Depends on the issue. The Supreme Court can send it back to the lower court, not hear it, or they can hear it.
They file the petition with the court. The court will review it and issue the letter.
Yes. That is exactly what the US Supreme Court does under its appellate jurisdiction. The justices review lower court cases to determine whether the decision was correct based on the Court's interpretation of the Constitution or federal law and the legal issue.
The US Supreme Court has declared hundreds of state and federal acts unconstitutional under the power of judicial review.The first time the Supreme Court exercised judicial review to nullify federal law was in 1803 when Chief Justice John Marshall declared Section 13 of the Judiciary Act of 1789unconstitutional because he believed Congress had extended the Supreme Court's authority to issue writs of mandamus under its original jurisdiction (the first court to review a case) to federal officials, in contradiction to language in Article III of the Constitution.
There is no telling which case or what kind of a case the Supreme Court will hear. If a case is simple, it never will get to the Supreme Court. Cases that reach the Supreme Court have gone through one or more appeals processes. Sometimes a appeal reaches the Supreme Court when a federal court of appeals has made a ruling different from another federal court of appeals. In that case, the supreme court is asked to certify an issue. That is a fancy term meaning to play referee. The Supreme Court certifies an issue when it takes up an issue where district courts of appeal have made different rulings concerning the application of the same law. (Sometimes the Supreme Court refuses to take up the issue. In that case it simply states, "Cert. Denied.") Normally, all cases that reach the Supreme Court have come from the Federal Courts of Appeal or the Highest State Court. However, the Supreme Court reserves the right to sit as a court of original jurisdiction. The last time the Supreme Court granted a writ of Habeas Corpus was 1924. It retains that right. I doubt if any member on the Supreme Court has any idea under what conditions that would happen. Still, it retains that right.
When a party to a case wants to request the US Supreme Court review his or her case, the attorney files a "petition for a writ of certiorari." If the Court decides to hear a case, they "grant cert(iorari)" to the petitioner and issue a Writ of Certiorari to the lower courts, ordering all case files for review.For more information, see Related Questions, below.
Few cases are heard by the supreme court unless they deal with a compelling constitutional issue.
No. This issue will probably work its way up to the Supreme Court, but hasn't yet.
The US Supreme Court can only review cases on appeal from, or when an appeal has been refused by, a state's "court of last resort" (usually called [state name] supreme court, but there are exceptions), if all state avenues of appeal have been exhausted and if the case involves a preservedfederal or US constitutional question. For an issue to be preserved, it must be raised at the trial level and all levels of appeal.

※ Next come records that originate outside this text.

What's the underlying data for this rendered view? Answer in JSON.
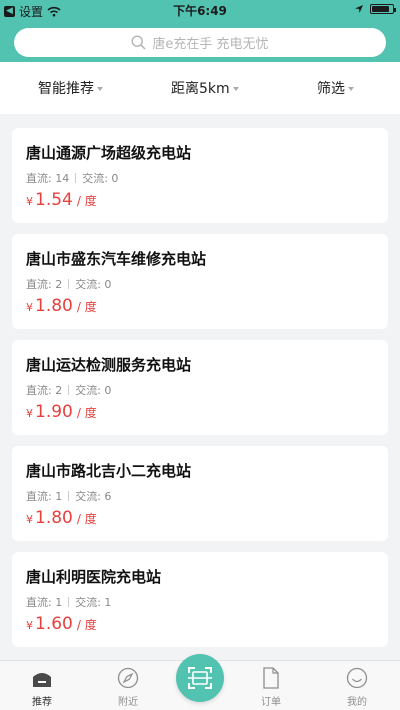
{
  "status_bar": {
    "back_label": "设置",
    "time": "下午6:49"
  },
  "search": {
    "placeholder": "唐e充在手 充电无忧"
  },
  "filters": [
    {
      "label": "智能推荐"
    },
    {
      "label": "距离5km"
    },
    {
      "label": "筛选"
    }
  ],
  "stations": [
    {
      "name": "唐山通源广场超级充电站",
      "dc_label": "直流: 14",
      "ac_label": "交流: 0",
      "currency": "¥",
      "price": "1.54",
      "unit": "/ 度"
    },
    {
      "name": "唐山市盛东汽车维修充电站",
      "dc_label": "直流: 2",
      "ac_label": "交流: 0",
      "currency": "¥",
      "price": "1.80",
      "unit": "/ 度"
    },
    {
      "name": "唐山运达检测服务充电站",
      "dc_label": "直流: 2",
      "ac_label": "交流: 0",
      "currency": "¥",
      "price": "1.90",
      "unit": "/ 度"
    },
    {
      "name": "唐山市路北吉小二充电站",
      "dc_label": "直流: 1",
      "ac_label": "交流: 6",
      "currency": "¥",
      "price": "1.80",
      "unit": "/ 度"
    },
    {
      "name": "唐山利明医院充电站",
      "dc_label": "直流: 1",
      "ac_label": "交流: 1",
      "currency": "¥",
      "price": "1.60",
      "unit": "/ 度"
    }
  ],
  "tabs": [
    {
      "label": "推荐",
      "icon": "home-icon"
    },
    {
      "label": "附近",
      "icon": "compass-icon"
    },
    {
      "label": "订单",
      "icon": "document-icon"
    },
    {
      "label": "我的",
      "icon": "smiley-icon"
    }
  ],
  "colors": {
    "brand": "#52c2b1",
    "price": "#e8403d"
  }
}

A critical factor in whether a case is heard by the Supreme Court is whether Constitutionality is at issue. The Supreme Court selects certain cases and grants certiorari.